Required work: In this exercise, the data must be written out exactly.

'''

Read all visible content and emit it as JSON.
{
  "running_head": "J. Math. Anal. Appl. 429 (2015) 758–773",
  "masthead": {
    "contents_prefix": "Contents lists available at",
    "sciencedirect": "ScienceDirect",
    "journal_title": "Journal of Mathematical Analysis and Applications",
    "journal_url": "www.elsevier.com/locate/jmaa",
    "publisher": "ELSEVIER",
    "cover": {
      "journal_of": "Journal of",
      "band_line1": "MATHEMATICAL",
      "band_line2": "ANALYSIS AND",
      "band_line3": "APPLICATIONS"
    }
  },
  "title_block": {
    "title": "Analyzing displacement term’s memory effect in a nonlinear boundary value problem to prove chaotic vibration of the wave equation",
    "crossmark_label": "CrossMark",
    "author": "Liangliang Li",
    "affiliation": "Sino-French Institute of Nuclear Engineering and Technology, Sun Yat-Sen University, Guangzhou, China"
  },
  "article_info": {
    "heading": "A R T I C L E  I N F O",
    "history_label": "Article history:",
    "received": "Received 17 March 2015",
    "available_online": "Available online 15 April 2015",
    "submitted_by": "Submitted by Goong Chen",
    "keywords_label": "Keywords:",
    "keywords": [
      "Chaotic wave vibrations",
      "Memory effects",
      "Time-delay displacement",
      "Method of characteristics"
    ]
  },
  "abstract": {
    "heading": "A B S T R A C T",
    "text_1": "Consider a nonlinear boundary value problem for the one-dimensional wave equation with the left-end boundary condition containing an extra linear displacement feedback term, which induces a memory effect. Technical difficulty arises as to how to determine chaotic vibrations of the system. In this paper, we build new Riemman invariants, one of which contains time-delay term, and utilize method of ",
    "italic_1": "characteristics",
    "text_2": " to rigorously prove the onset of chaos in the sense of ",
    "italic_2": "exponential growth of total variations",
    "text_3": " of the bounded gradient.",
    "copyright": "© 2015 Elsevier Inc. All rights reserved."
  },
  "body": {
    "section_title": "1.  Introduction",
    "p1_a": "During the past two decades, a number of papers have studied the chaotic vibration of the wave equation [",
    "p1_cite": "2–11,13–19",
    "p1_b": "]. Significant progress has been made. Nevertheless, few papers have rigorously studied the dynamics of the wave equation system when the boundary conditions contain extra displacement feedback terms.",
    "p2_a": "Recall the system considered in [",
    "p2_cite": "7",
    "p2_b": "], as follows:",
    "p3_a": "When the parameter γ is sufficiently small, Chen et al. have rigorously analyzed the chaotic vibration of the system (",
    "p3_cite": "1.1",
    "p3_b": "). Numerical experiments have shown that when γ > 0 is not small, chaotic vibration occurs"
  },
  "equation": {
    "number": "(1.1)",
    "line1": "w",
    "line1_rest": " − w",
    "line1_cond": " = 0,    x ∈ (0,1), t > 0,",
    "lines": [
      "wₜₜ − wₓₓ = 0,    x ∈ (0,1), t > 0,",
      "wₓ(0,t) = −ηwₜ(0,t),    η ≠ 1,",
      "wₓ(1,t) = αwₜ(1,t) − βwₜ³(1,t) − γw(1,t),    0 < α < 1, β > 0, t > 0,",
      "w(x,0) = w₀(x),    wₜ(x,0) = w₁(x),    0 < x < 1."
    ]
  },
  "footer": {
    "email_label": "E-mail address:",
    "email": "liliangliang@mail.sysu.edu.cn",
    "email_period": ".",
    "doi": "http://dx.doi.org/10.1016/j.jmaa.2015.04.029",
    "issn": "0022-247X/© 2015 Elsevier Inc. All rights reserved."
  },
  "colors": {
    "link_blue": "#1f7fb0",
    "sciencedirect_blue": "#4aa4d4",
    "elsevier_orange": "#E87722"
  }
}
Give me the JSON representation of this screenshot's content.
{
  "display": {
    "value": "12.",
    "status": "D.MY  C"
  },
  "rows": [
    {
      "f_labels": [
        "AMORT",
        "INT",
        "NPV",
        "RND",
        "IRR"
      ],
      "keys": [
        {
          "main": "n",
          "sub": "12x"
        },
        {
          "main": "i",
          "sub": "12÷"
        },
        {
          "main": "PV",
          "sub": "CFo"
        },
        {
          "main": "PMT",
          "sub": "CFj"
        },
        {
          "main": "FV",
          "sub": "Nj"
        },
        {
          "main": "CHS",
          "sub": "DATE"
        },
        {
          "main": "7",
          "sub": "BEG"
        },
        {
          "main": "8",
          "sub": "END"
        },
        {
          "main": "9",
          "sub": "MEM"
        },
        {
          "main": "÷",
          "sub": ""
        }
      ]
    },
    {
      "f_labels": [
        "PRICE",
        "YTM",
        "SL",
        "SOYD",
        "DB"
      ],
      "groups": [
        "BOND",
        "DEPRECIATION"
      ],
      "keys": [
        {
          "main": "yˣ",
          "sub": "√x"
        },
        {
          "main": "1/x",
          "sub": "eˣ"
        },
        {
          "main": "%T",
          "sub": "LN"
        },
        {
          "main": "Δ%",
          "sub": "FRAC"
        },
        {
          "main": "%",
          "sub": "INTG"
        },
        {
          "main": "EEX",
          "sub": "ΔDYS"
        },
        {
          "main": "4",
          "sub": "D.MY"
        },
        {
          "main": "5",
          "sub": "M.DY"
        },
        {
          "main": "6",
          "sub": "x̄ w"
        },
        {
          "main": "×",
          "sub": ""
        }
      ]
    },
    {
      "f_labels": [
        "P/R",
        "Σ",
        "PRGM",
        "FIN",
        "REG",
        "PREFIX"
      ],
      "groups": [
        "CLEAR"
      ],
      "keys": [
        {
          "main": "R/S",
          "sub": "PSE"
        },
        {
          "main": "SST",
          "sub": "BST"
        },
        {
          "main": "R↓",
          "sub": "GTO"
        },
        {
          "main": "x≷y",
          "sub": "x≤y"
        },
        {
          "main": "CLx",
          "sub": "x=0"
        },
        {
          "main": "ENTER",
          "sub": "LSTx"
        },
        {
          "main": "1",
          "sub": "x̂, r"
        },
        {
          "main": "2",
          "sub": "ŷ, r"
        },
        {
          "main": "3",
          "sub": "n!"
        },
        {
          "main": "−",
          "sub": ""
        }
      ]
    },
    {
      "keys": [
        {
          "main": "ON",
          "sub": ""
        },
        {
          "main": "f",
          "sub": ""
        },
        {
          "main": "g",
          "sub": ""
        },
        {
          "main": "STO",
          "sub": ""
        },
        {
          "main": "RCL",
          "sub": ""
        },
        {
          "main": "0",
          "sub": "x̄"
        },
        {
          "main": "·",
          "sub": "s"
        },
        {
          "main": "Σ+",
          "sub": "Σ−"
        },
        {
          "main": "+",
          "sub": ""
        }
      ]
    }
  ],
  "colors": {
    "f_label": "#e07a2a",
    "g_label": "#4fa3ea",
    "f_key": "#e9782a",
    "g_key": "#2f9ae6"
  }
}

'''

Task answer:
Read all visible content and emit it as JSON.
{
  "running_head": "J. Math. Anal. Appl. 429 (2015) 758–773",
  "masthead": {
    "contents_prefix": "Contents lists available at",
    "sciencedirect": "ScienceDirect",
    "journal_title": "Journal of Mathematical Analysis and Applications",
    "journal_url": "www.elsevier.com/locate/jmaa",
    "publisher": "ELSEVIER",
    "cover": {
      "journal_of": "Journal of",
      "band_line1": "MATHEMATICAL",
      "band_line2": "ANALYSIS AND",
      "band_line3": "APPLICATIONS"
    }
  },
  "title_block": {
    "title": "Analyzing displacement term’s memory effect in a nonlinear boundary value problem to prove chaotic vibration of the wave equation",
    "crossmark_label": "CrossMark",
    "author": "Liangliang Li",
    "affiliation": "Sino-French Institute of Nuclear Engineering and Technology, Sun Yat-Sen University, Guangzhou, China"
  },
  "article_info": {
    "heading": "A R T I C L E  I N F O",
    "history_label": "Article history:",
    "received": "Received 17 March 2015",
    "available_online": "Available online 15 April 2015",
    "submitted_by": "Submitted by Goong Chen",
    "keywords_label": "Keywords:",
    "keywords": [
      "Chaotic wave vibrations",
      "Memory effects",
      "Time-delay displacement",
      "Method of characteristics"
    ]
  },
  "abstract": {
    "heading": "A B S T R A C T",
    "text_1": "Consider a nonlinear boundary value problem for the one-dimensional wave equation with the left-end boundary condition containing an extra linear displacement feedback term, which induces a memory effect. Technical difficulty arises as to how to determine chaotic vibrations of the system. In this paper, we build new Riemman invariants, one of which contains time-delay term, and utilize method of ",
    "italic_1": "characteristics",
    "text_2": " to rigorously prove the onset of chaos in the sense of ",
    "italic_2": "exponential growth of total variations",
    "text_3": " of the bounded gradient.",
    "copyright": "© 2015 Elsevier Inc. All rights reserved."
  },
  "body": {
    "section_title": "1.  Introduction",
    "p1_a": "During the past two decades, a number of papers have studied the chaotic vibration of the wave equation [",
    "p1_cite": "2–11,13–19",
    "p1_b": "]. Significant progress has been made. Nevertheless, few papers have rigorously studied the dynamics of the wave equation system when the boundary conditions contain extra displacement feedback terms.",
    "p2_a": "Recall the system considered in [",
    "p2_cite": "7",
    "p2_b": "], as follows:",
    "p3_a": "When the parameter γ is sufficiently small, Chen et al. have rigorously analyzed the chaotic vibration of the system (",
    "p3_cite": "1.1",
    "p3_b": "). Numerical experiments have shown that when γ > 0 is not small, chaotic vibration occurs"
  },
  "equation": {
    "number": "(1.1)",
    "line1": "w",
    "line1_rest": " − w",
    "line1_cond": " = 0,    x ∈ (0,1), t > 0,",
    "lines": [
      "wₜₜ − wₓₓ = 0,    x ∈ (0,1), t > 0,",
      "wₓ(0,t) = −ηwₜ(0,t),    η ≠ 1,",
      "wₓ(1,t) = αwₜ(1,t) − βwₜ³(1,t) − γw(1,t),    0 < α < 1, β > 0, t > 0,",
      "w(x,0) = w₀(x),    wₜ(x,0) = w₁(x),    0 < x < 1."
    ]
  },
  "footer": {
    "email_label": "E-mail address:",
    "email": "liliangliang@mail.sysu.edu.cn",
    "email_period": ".",
    "doi": "http://dx.doi.org/10.1016/j.jmaa.2015.04.029",
    "issn": "0022-247X/© 2015 Elsevier Inc. All rights reserved."
  },
  "colors": {
    "link_blue": "#1f7fb0",
    "sciencedirect_blue": "#4aa4d4",
    "elsevier_orange": "#E87722"
  }
}
Give me the JSON representation of this screenshot's content.
{
  "display": {
    "value": "12.",
    "status": "D.MY  C"
  },
  "rows": [
    {
      "f_labels": [
        "AMORT",
        "INT",
        "NPV",
        "RND",
        "IRR"
      ],
      "keys": [
        {
          "main": "n",
          "sub": "12x"
        },
        {
          "main": "i",
          "sub": "12÷"
        },
        {
          "main": "PV",
          "sub": "CFo"
        },
        {
          "main": "PMT",
          "sub": "CFj"
        },
        {
          "main": "FV",
          "sub": "Nj"
        },
        {
          "main": "CHS",
          "sub": "DATE"
        },
        {
          "main": "7",
          "sub": "BEG"
        },
        {
          "main": "8",
          "sub": "END"
        },
        {
          "main": "9",
          "sub": "MEM"
        },
        {
          "main": "÷",
          "sub": ""
        }
      ]
    },
    {
      "f_labels": [
        "PRICE",
        "YTM",
        "SL",
        "SOYD",
        "DB"
      ],
      "groups": [
        "BOND",
        "DEPRECIATION"
      ],
      "keys": [
        {
          "main": "yˣ",
          "sub": "√x"
        },
        {
          "main": "1/x",
          "sub": "eˣ"
        },
        {
          "main": "%T",
          "sub": "LN"
        },
        {
          "main": "Δ%",
          "sub": "FRAC"
        },
        {
          "main": "%",
          "sub": "INTG"
        },
        {
          "main": "EEX",
          "sub": "ΔDYS"
        },
        {
          "main": "4",
          "sub": "D.MY"
        },
        {
          "main": "5",
          "sub": "M.DY"
        },
        {
          "main": "6",
          "sub": "x̄ w"
        },
        {
          "main": "×",
          "sub": ""
        }
      ]
    },
    {
      "f_labels": [
        "P/R",
        "Σ",
        "PRGM",
        "FIN",
        "REG",
        "PREFIX"
      ],
      "groups": [
        "CLEAR"
      ],
      "keys": [
        {
          "main": "R/S",
          "sub": "PSE"
        },
        {
          "main": "SST",
          "sub": "BST"
        },
        {
          "main": "R↓",
          "sub": "GTO"
        },
        {
          "main": "x≷y",
          "sub": "x≤y"
        },
        {
          "main": "CLx",
          "sub": "x=0"
        },
        {
          "main": "ENTER",
          "sub": "LSTx"
        },
        {
          "main": "1",
          "sub": "x̂, r"
        },
        {
          "main": "2",
          "sub": "ŷ, r"
        },
        {
          "main": "3",
          "sub": "n!"
        },
        {
          "main": "−",
          "sub": ""
        }
      ]
    },
    {
      "keys": [
        {
          "main": "ON",
          "sub": ""
        },
        {
          "main": "f",
          "sub": ""
        },
        {
          "main": "g",
          "sub": ""
        },
        {
          "main": "STO",
          "sub": ""
        },
        {
          "main": "RCL",
          "sub": ""
        },
        {
          "main": "0",
          "sub": "x̄"
        },
        {
          "main": "·",
          "sub": "s"
        },
        {
          "main": "Σ+",
          "sub": "Σ−"
        },
        {
          "main": "+",
          "sub": ""
        }
      ]
    }
  ],
  "colors": {
    "f_label": "#e07a2a",
    "g_label": "#4fa3ea",
    "f_key": "#e9782a",
    "g_key": "#2f9ae6"
  }
}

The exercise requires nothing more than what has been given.